▶ _Data provided_:
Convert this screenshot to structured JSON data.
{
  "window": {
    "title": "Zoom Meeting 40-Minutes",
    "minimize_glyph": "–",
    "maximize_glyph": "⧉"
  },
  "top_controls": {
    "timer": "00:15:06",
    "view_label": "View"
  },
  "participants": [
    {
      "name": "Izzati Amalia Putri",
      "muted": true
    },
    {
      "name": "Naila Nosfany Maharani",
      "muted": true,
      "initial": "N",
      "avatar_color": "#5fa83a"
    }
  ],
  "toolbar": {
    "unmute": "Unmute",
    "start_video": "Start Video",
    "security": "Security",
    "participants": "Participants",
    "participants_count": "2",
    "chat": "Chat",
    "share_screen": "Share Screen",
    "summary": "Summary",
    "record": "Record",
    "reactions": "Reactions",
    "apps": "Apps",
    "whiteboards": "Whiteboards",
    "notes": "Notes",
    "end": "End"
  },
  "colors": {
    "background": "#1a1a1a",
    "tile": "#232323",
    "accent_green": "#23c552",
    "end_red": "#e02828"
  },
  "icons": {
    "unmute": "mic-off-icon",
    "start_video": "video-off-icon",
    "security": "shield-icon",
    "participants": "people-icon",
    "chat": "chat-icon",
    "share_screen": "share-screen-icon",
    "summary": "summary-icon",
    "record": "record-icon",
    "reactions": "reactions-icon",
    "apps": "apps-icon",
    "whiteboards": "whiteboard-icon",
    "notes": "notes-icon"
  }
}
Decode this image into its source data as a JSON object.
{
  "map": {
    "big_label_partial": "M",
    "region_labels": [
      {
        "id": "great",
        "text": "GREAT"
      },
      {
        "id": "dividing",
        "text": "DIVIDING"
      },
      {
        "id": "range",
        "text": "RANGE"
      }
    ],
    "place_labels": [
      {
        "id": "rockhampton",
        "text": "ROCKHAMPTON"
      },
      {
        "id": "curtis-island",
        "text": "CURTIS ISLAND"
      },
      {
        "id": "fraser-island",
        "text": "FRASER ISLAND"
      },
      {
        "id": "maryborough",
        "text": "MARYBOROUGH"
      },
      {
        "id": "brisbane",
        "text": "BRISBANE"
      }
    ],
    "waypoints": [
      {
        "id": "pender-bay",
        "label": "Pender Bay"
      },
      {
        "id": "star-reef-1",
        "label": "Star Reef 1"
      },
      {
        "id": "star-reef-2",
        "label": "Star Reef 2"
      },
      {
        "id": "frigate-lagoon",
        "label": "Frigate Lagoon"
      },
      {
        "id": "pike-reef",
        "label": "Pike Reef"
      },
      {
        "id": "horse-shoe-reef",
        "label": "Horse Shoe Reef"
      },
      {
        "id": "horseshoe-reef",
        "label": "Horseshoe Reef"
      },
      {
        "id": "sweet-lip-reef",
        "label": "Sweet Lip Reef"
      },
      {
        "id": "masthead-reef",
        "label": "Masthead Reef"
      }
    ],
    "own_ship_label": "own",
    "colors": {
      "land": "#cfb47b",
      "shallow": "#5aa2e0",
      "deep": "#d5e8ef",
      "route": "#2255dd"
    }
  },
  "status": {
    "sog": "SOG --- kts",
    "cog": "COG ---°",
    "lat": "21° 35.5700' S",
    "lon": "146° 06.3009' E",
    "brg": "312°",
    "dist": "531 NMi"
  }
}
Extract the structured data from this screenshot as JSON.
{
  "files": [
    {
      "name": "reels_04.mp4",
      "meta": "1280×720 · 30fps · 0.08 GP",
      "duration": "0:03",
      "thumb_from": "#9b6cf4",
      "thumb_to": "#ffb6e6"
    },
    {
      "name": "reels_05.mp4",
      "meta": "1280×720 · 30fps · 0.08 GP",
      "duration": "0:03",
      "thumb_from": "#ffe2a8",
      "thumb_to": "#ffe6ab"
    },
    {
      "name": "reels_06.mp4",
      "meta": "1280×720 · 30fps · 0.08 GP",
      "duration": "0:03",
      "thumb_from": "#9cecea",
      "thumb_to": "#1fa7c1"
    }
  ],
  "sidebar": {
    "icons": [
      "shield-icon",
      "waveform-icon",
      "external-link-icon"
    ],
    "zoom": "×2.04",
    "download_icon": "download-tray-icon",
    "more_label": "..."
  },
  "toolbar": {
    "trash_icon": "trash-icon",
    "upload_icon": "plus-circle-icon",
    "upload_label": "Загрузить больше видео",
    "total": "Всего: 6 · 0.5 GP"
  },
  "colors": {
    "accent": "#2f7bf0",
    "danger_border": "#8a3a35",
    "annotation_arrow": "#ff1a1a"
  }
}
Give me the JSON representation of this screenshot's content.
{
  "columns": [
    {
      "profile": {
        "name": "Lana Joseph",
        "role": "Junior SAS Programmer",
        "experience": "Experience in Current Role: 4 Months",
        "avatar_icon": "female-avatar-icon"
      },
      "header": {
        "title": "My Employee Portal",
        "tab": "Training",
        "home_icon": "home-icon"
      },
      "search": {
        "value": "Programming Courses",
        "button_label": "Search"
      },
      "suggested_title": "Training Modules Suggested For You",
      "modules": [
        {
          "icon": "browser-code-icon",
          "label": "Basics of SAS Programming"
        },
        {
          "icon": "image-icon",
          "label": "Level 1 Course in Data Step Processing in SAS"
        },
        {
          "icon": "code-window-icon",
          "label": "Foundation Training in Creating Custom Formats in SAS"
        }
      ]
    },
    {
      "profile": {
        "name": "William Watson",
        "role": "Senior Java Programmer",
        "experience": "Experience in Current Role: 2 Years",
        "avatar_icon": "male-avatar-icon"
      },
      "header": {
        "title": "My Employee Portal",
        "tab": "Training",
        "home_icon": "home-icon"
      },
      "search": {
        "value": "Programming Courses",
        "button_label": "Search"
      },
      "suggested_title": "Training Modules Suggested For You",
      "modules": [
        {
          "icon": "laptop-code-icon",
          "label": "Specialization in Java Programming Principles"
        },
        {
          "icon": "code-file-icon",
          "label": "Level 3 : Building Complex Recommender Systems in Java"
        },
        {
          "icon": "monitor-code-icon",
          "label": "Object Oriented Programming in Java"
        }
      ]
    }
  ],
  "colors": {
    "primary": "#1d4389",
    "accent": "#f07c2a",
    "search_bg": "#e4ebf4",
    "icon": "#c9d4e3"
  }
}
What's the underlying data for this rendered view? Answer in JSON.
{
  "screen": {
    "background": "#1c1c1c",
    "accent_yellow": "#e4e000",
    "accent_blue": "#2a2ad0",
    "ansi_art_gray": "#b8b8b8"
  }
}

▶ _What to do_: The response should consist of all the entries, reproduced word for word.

▶ _Result of this exercise_:
Convert this screenshot to structured JSON data.
{
  "window": {
    "title": "Zoom Meeting 40-Minutes",
    "minimize_glyph": "–",
    "maximize_glyph": "⧉"
  },
  "top_controls": {
    "timer": "00:15:06",
    "view_label": "View"
  },
  "participants": [
    {
      "name": "Izzati Amalia Putri",
      "muted": true
    },
    {
      "name": "Naila Nosfany Maharani",
      "muted": true,
      "initial": "N",
      "avatar_color": "#5fa83a"
    }
  ],
  "toolbar": {
    "unmute": "Unmute",
    "start_video": "Start Video",
    "security": "Security",
    "participants": "Participants",
    "participants_count": "2",
    "chat": "Chat",
    "share_screen": "Share Screen",
    "summary": "Summary",
    "record": "Record",
    "reactions": "Reactions",
    "apps": "Apps",
    "whiteboards": "Whiteboards",
    "notes": "Notes",
    "end": "End"
  },
  "colors": {
    "background": "#1a1a1a",
    "tile": "#232323",
    "accent_green": "#23c552",
    "end_red": "#e02828"
  },
  "icons": {
    "unmute": "mic-off-icon",
    "start_video": "video-off-icon",
    "security": "shield-icon",
    "participants": "people-icon",
    "chat": "chat-icon",
    "share_screen": "share-screen-icon",
    "summary": "summary-icon",
    "record": "record-icon",
    "reactions": "reactions-icon",
    "apps": "apps-icon",
    "whiteboards": "whiteboard-icon",
    "notes": "notes-icon"
  }
}
Decode this image into its source data as a JSON object.
{
  "map": {
    "big_label_partial": "M",
    "region_labels": [
      {
        "id": "great",
        "text": "GREAT"
      },
      {
        "id": "dividing",
        "text": "DIVIDING"
      },
      {
        "id": "range",
        "text": "RANGE"
      }
    ],
    "place_labels": [
      {
        "id": "rockhampton",
        "text": "ROCKHAMPTON"
      },
      {
        "id": "curtis-island",
        "text": "CURTIS ISLAND"
      },
      {
        "id": "fraser-island",
        "text": "FRASER ISLAND"
      },
      {
        "id": "maryborough",
        "text": "MARYBOROUGH"
      },
      {
        "id": "brisbane",
        "text": "BRISBANE"
      }
    ],
    "waypoints": [
      {
        "id": "pender-bay",
        "label": "Pender Bay"
      },
      {
        "id": "star-reef-1",
        "label": "Star Reef 1"
      },
      {
        "id": "star-reef-2",
        "label": "Star Reef 2"
      },
      {
        "id": "frigate-lagoon",
        "label": "Frigate Lagoon"
      },
      {
        "id": "pike-reef",
        "label": "Pike Reef"
      },
      {
        "id": "horse-shoe-reef",
        "label": "Horse Shoe Reef"
      },
      {
        "id": "horseshoe-reef",
        "label": "Horseshoe Reef"
      },
      {
        "id": "sweet-lip-reef",
        "label": "Sweet Lip Reef"
      },
      {
        "id": "masthead-reef",
        "label": "Masthead Reef"
      }
    ],
    "own_ship_label": "own",
    "colors": {
      "land": "#cfb47b",
      "shallow": "#5aa2e0",
      "deep": "#d5e8ef",
      "route": "#2255dd"
    }
  },
  "status": {
    "sog": "SOG --- kts",
    "cog": "COG ---°",
    "lat": "21° 35.5700' S",
    "lon": "146° 06.3009' E",
    "brg": "312°",
    "dist": "531 NMi"
  }
}
Extract the structured data from this screenshot as JSON.
{
  "files": [
    {
      "name": "reels_04.mp4",
      "meta": "1280×720 · 30fps · 0.08 GP",
      "duration": "0:03",
      "thumb_from": "#9b6cf4",
      "thumb_to": "#ffb6e6"
    },
    {
      "name": "reels_05.mp4",
      "meta": "1280×720 · 30fps · 0.08 GP",
      "duration": "0:03",
      "thumb_from": "#ffe2a8",
      "thumb_to": "#ffe6ab"
    },
    {
      "name": "reels_06.mp4",
      "meta": "1280×720 · 30fps · 0.08 GP",
      "duration": "0:03",
      "thumb_from": "#9cecea",
      "thumb_to": "#1fa7c1"
    }
  ],
  "sidebar": {
    "icons": [
      "shield-icon",
      "waveform-icon",
      "external-link-icon"
    ],
    "zoom": "×2.04",
    "download_icon": "download-tray-icon",
    "more_label": "..."
  },
  "toolbar": {
    "trash_icon": "trash-icon",
    "upload_icon": "plus-circle-icon",
    "upload_label": "Загрузить больше видео",
    "total": "Всего: 6 · 0.5 GP"
  },
  "colors": {
    "accent": "#2f7bf0",
    "danger_border": "#8a3a35",
    "annotation_arrow": "#ff1a1a"
  }
}
Give me the JSON representation of this screenshot's content.
{
  "columns": [
    {
      "profile": {
        "name": "Lana Joseph",
        "role": "Junior SAS Programmer",
        "experience": "Experience in Current Role: 4 Months",
        "avatar_icon": "female-avatar-icon"
      },
      "header": {
        "title": "My Employee Portal",
        "tab": "Training",
        "home_icon": "home-icon"
      },
      "search": {
        "value": "Programming Courses",
        "button_label": "Search"
      },
      "suggested_title": "Training Modules Suggested For You",
      "modules": [
        {
          "icon": "browser-code-icon",
          "label": "Basics of SAS Programming"
        },
        {
          "icon": "image-icon",
          "label": "Level 1 Course in Data Step Processing in SAS"
        },
        {
          "icon": "code-window-icon",
          "label": "Foundation Training in Creating Custom Formats in SAS"
        }
      ]
    },
    {
      "profile": {
        "name": "William Watson",
        "role": "Senior Java Programmer",
        "experience": "Experience in Current Role: 2 Years",
        "avatar_icon": "male-avatar-icon"
      },
      "header": {
        "title": "My Employee Portal",
        "tab": "Training",
        "home_icon": "home-icon"
      },
      "search": {
        "value": "Programming Courses",
        "button_label": "Search"
      },
      "suggested_title": "Training Modules Suggested For You",
      "modules": [
        {
          "icon": "laptop-code-icon",
          "label": "Specialization in Java Programming Principles"
        },
        {
          "icon": "code-file-icon",
          "label": "Level 3 : Building Complex Recommender Systems in Java"
        },
        {
          "icon": "monitor-code-icon",
          "label": "Object Oriented Programming in Java"
        }
      ]
    }
  ],
  "colors": {
    "primary": "#1d4389",
    "accent": "#f07c2a",
    "search_bg": "#e4ebf4",
    "icon": "#c9d4e3"
  }
}
What's the underlying data for this rendered view? Answer in JSON.
{
  "screen": {
    "background": "#1c1c1c",
    "accent_yellow": "#e4e000",
    "accent_blue": "#2a2ad0",
    "ansi_art_gray": "#b8b8b8"
  }
}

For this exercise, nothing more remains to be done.